Items from an interface collection:
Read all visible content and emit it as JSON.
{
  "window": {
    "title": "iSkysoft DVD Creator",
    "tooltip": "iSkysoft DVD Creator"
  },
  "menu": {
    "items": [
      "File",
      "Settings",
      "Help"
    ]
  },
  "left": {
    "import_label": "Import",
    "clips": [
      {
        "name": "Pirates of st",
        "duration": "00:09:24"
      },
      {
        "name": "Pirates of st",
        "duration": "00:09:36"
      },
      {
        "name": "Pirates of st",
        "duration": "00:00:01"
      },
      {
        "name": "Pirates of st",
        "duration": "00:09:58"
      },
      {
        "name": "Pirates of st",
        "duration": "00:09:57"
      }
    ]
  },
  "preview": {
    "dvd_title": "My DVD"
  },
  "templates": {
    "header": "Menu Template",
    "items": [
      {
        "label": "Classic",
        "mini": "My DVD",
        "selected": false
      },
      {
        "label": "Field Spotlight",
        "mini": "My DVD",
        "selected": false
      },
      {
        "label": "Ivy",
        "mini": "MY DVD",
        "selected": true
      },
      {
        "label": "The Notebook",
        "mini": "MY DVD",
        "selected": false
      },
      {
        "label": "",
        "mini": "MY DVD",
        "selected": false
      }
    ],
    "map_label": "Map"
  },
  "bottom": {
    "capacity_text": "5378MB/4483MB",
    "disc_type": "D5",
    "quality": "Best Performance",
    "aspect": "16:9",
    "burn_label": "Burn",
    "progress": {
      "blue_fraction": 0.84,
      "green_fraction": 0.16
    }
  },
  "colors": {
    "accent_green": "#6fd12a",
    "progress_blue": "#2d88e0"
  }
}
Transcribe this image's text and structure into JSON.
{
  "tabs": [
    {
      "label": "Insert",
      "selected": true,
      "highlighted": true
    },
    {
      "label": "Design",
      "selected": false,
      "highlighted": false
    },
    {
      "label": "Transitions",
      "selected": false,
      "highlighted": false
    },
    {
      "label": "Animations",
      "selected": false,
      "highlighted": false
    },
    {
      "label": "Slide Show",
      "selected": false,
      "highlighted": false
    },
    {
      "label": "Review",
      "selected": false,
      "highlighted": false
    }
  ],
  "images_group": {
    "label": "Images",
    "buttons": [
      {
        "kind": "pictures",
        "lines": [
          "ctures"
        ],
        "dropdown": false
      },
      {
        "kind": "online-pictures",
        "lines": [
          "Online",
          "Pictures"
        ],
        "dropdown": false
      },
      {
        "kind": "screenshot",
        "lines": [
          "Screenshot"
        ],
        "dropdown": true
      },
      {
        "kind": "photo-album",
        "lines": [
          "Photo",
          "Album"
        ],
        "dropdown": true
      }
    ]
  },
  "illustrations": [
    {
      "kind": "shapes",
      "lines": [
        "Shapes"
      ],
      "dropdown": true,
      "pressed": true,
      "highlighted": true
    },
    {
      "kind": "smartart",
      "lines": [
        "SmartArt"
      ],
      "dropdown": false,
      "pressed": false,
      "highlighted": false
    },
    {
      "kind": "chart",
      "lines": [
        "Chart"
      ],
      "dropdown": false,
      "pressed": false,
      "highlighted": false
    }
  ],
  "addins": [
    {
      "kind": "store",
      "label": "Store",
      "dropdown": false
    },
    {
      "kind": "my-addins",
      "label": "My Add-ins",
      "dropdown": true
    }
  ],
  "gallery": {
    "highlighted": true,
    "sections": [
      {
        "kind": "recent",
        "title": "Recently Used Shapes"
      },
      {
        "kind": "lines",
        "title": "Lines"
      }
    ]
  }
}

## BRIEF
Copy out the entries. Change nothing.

## ANSWER SPACE
Read all visible content and emit it as JSON.
{
  "window": {
    "title": "iSkysoft DVD Creator",
    "tooltip": "iSkysoft DVD Creator"
  },
  "menu": {
    "items": [
      "File",
      "Settings",
      "Help"
    ]
  },
  "left": {
    "import_label": "Import",
    "clips": [
      {
        "name": "Pirates of st",
        "duration": "00:09:24"
      },
      {
        "name": "Pirates of st",
        "duration": "00:09:36"
      },
      {
        "name": "Pirates of st",
        "duration": "00:00:01"
      },
      {
        "name": "Pirates of st",
        "duration": "00:09:58"
      },
      {
        "name": "Pirates of st",
        "duration": "00:09:57"
      }
    ]
  },
  "preview": {
    "dvd_title": "My DVD"
  },
  "templates": {
    "header": "Menu Template",
    "items": [
      {
        "label": "Classic",
        "mini": "My DVD",
        "selected": false
      },
      {
        "label": "Field Spotlight",
        "mini": "My DVD",
        "selected": false
      },
      {
        "label": "Ivy",
        "mini": "MY DVD",
        "selected": true
      },
      {
        "label": "The Notebook",
        "mini": "MY DVD",
        "selected": false
      },
      {
        "label": "",
        "mini": "MY DVD",
        "selected": false
      }
    ],
    "map_label": "Map"
  },
  "bottom": {
    "capacity_text": "5378MB/4483MB",
    "disc_type": "D5",
    "quality": "Best Performance",
    "aspect": "16:9",
    "burn_label": "Burn",
    "progress": {
      "blue_fraction": 0.84,
      "green_fraction": 0.16
    }
  },
  "colors": {
    "accent_green": "#6fd12a",
    "progress_blue": "#2d88e0"
  }
}
Transcribe this image's text and structure into JSON.
{
  "tabs": [
    {
      "label": "Insert",
      "selected": true,
      "highlighted": true
    },
    {
      "label": "Design",
      "selected": false,
      "highlighted": false
    },
    {
      "label": "Transitions",
      "selected": false,
      "highlighted": false
    },
    {
      "label": "Animations",
      "selected": false,
      "highlighted": false
    },
    {
      "label": "Slide Show",
      "selected": false,
      "highlighted": false
    },
    {
      "label": "Review",
      "selected": false,
      "highlighted": false
    }
  ],
  "images_group": {
    "label": "Images",
    "buttons": [
      {
        "kind": "pictures",
        "lines": [
          "ctures"
        ],
        "dropdown": false
      },
      {
        "kind": "online-pictures",
        "lines": [
          "Online",
          "Pictures"
        ],
        "dropdown": false
      },
      {
        "kind": "screenshot",
        "lines": [
          "Screenshot"
        ],
        "dropdown": true
      },
      {
        "kind": "photo-album",
        "lines": [
          "Photo",
          "Album"
        ],
        "dropdown": true
      }
    ]
  },
  "illustrations": [
    {
      "kind": "shapes",
      "lines": [
        "Shapes"
      ],
      "dropdown": true,
      "pressed": true,
      "highlighted": true
    },
    {
      "kind": "smartart",
      "lines": [
        "SmartArt"
      ],
      "dropdown": false,
      "pressed": false,
      "highlighted": false
    },
    {
      "kind": "chart",
      "lines": [
        "Chart"
      ],
      "dropdown": false,
      "pressed": false,
      "highlighted": false
    }
  ],
  "addins": [
    {
      "kind": "store",
      "label": "Store",
      "dropdown": false
    },
    {
      "kind": "my-addins",
      "label": "My Add-ins",
      "dropdown": true
    }
  ],
  "gallery": {
    "highlighted": true,
    "sections": [
      {
        "kind": "recent",
        "title": "Recently Used Shapes"
      },
      {
        "kind": "lines",
        "title": "Lines"
      }
    ]
  }
}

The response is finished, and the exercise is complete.